● Task to complete
How many lines in the data below contain the word "heading"? State only the number.
BEGIN Dataset
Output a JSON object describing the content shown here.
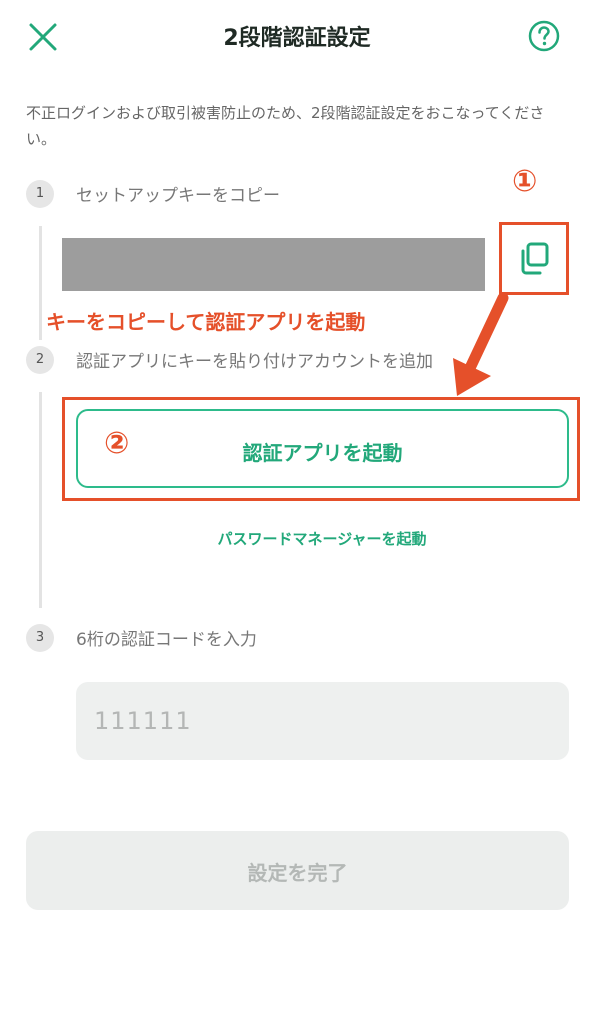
{
  "header": {
    "title": "2段階認証設定",
    "close_icon": "close-icon",
    "help_icon": "help-icon"
  },
  "intro": "不正ログインおよび取引被害防止のため、2段階認証設定をおこなってください。",
  "steps": [
    {
      "number": "1",
      "label": "セットアップキーをコピー"
    },
    {
      "number": "2",
      "label": "認証アプリにキーを貼り付けアカウントを追加"
    },
    {
      "number": "3",
      "label": "6桁の認証コードを入力"
    }
  ],
  "copy_icon": "copy-icon",
  "annotations": {
    "instruction": "キーをコピーして認証アプリを起動",
    "mark1": "①",
    "mark2": "②",
    "color": "#e5502a"
  },
  "launch_app_label": "認証アプリを起動",
  "password_manager_label": "パスワードマネージャーを起動",
  "code_input": {
    "placeholder": "111111",
    "value": ""
  },
  "submit_label": "設定を完了",
  "colors": {
    "accent": "#22a87a",
    "annotation": "#e5502a"
  }
}
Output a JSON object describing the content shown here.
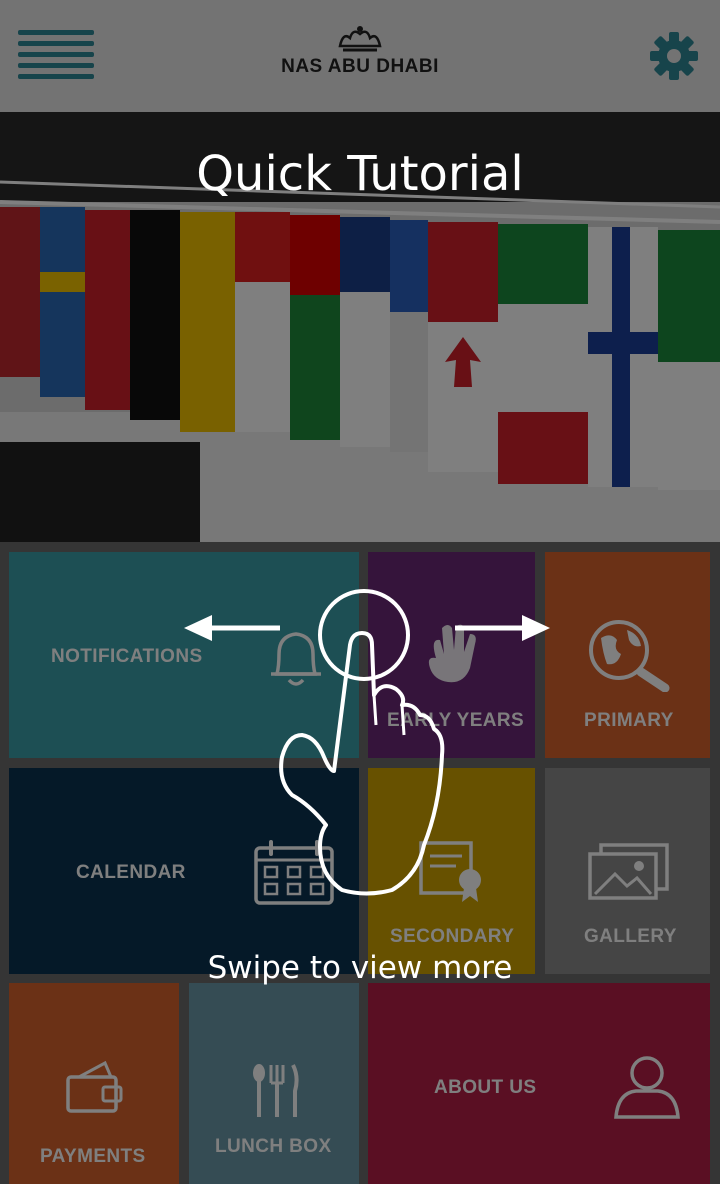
{
  "app": {
    "title": "NAS ABU DHABI",
    "colors": {
      "accent": "#2f8896",
      "header_bg": "#e6e6e6"
    }
  },
  "header": {
    "menu_icon": "hamburger-icon",
    "settings_icon": "gear-icon"
  },
  "tutorial": {
    "title": "Quick Tutorial",
    "hint": "Swipe to view more",
    "gesture_icon": "swipe-hand-icon"
  },
  "tiles": [
    {
      "label": "NOTIFICATIONS",
      "icon": "bell-icon",
      "color": "#3a9fa8"
    },
    {
      "label": "EARLY YEARS",
      "icon": "handprint-icon",
      "color": "#6a2877"
    },
    {
      "label": "PRIMARY",
      "icon": "globe-search-icon",
      "color": "#d7632d"
    },
    {
      "label": "CALENDAR",
      "icon": "calendar-icon",
      "color": "#0a3350"
    },
    {
      "label": "SECONDARY",
      "icon": "certificate-icon",
      "color": "#cfa200"
    },
    {
      "label": "GALLERY",
      "icon": "gallery-icon",
      "color": "#8a8a8a"
    },
    {
      "label": "PAYMENTS",
      "icon": "wallet-icon",
      "color": "#d7632d"
    },
    {
      "label": "LUNCH BOX",
      "icon": "cutlery-icon",
      "color": "#6b99a8"
    },
    {
      "label": "ABOUT US",
      "icon": "user-icon",
      "color": "#b41f46"
    }
  ]
}
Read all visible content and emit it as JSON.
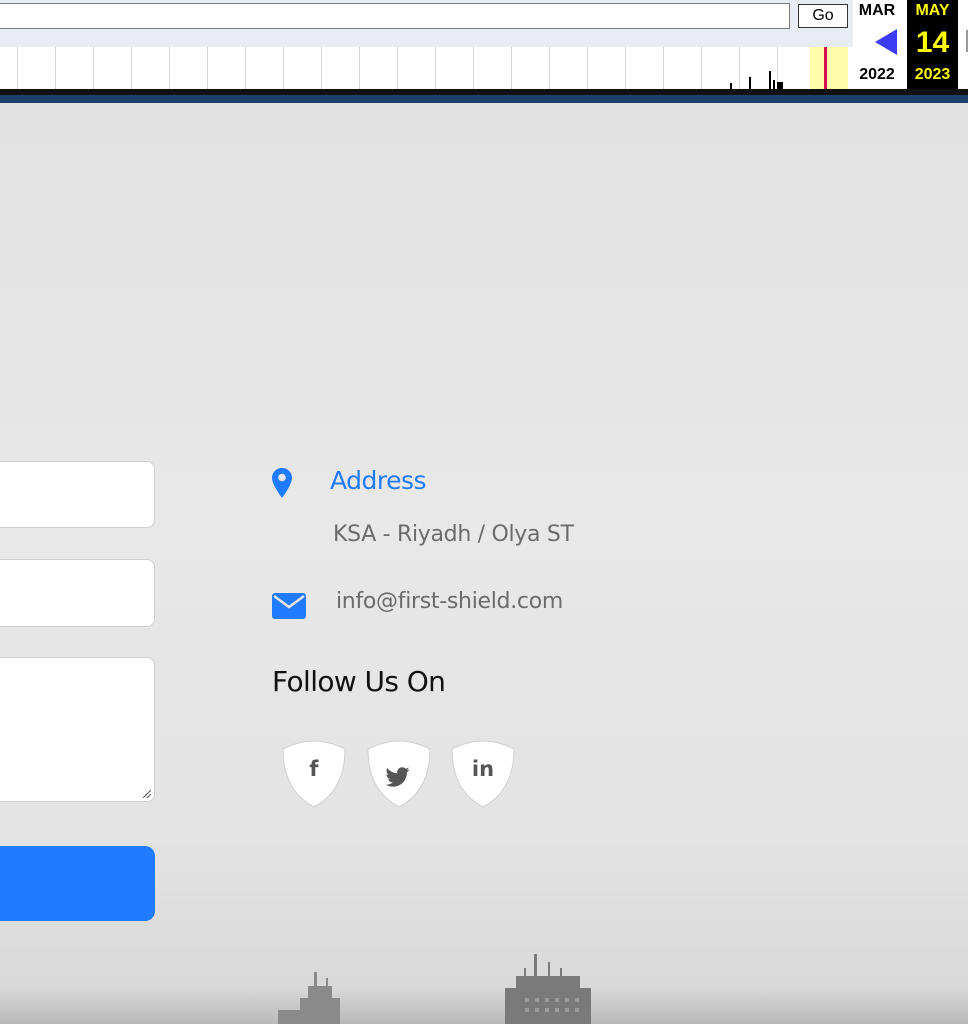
{
  "wayback": {
    "go_label": "Go",
    "prev_capture": {
      "month": "MAR",
      "year": "2022"
    },
    "current_capture": {
      "month": "MAY",
      "day": "14",
      "year": "2023"
    },
    "colors": {
      "current_bg": "#000000",
      "current_text": "#fefe00",
      "prev_arrow": "#3c3cf5",
      "highlight": "#fdfdaa",
      "marker": "#d4124e"
    }
  },
  "contact": {
    "address_title": "Address",
    "address_text": "KSA - Riyadh / Olya ST",
    "email": "info@first-shield.com",
    "follow_title": "Follow Us On",
    "icons": {
      "address": "map-pin-icon",
      "email": "envelope-icon"
    }
  },
  "social": [
    {
      "name": "facebook",
      "glyph": "f"
    },
    {
      "name": "twitter",
      "glyph": "twitter-bird-icon"
    },
    {
      "name": "linkedin",
      "glyph": "in"
    }
  ],
  "theme": {
    "accent": "#1f7bff",
    "text_muted": "#6b6b6b",
    "heading": "#111111"
  }
}
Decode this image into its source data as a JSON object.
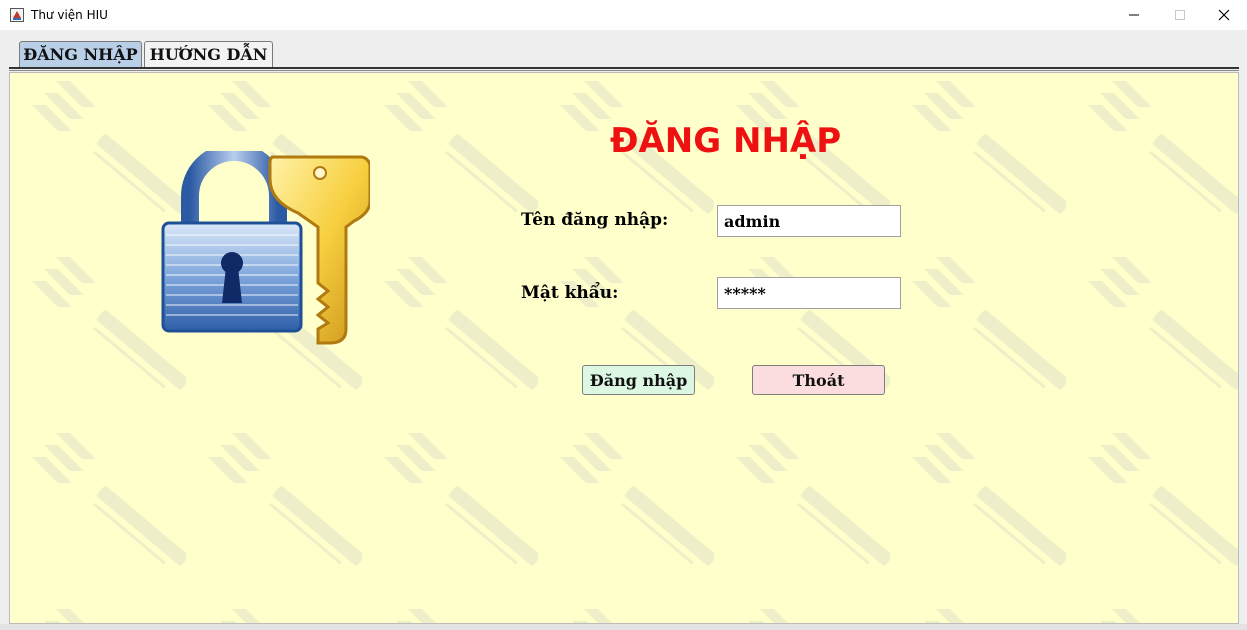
{
  "window": {
    "title": "Thư viện HIU",
    "controls": {
      "minimize": "─",
      "maximize": "☐",
      "close": "✕"
    }
  },
  "tabs": [
    {
      "label": "ĐĂNG NHẬP",
      "active": true
    },
    {
      "label": "HƯỚNG DẪN",
      "active": false
    }
  ],
  "login": {
    "heading": "ĐĂNG NHẬP",
    "username_label": "Tên đăng nhập:",
    "username_value": "admin",
    "password_label": "Mật khẩu:",
    "password_value": "*****",
    "login_button": "Đăng nhập",
    "exit_button": "Thoát"
  },
  "illustration": {
    "icon": "padlock-with-key-icon"
  },
  "colors": {
    "content_background": "#ffffcc",
    "heading": "#ee1111",
    "active_tab": "#b9cfe7",
    "login_button": "#dcf7e2",
    "exit_button": "#fbdde0"
  }
}
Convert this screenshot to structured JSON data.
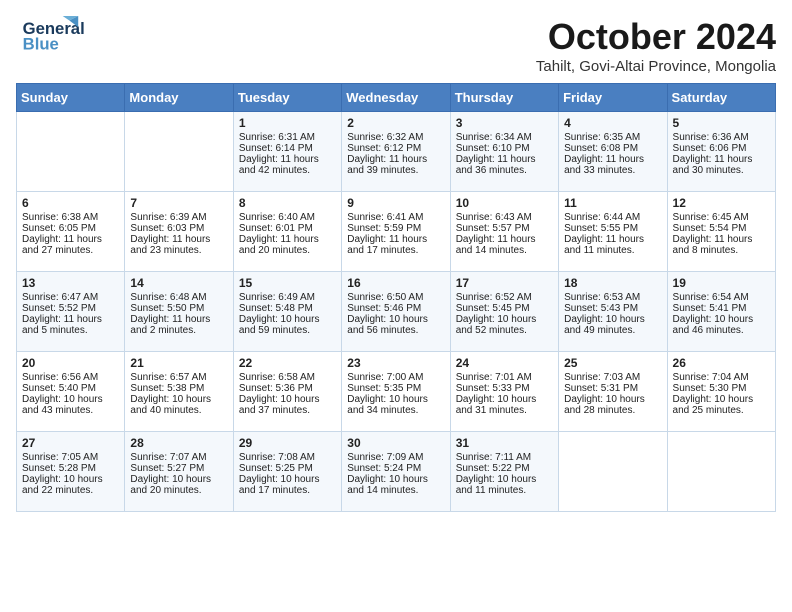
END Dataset
● Answer section
3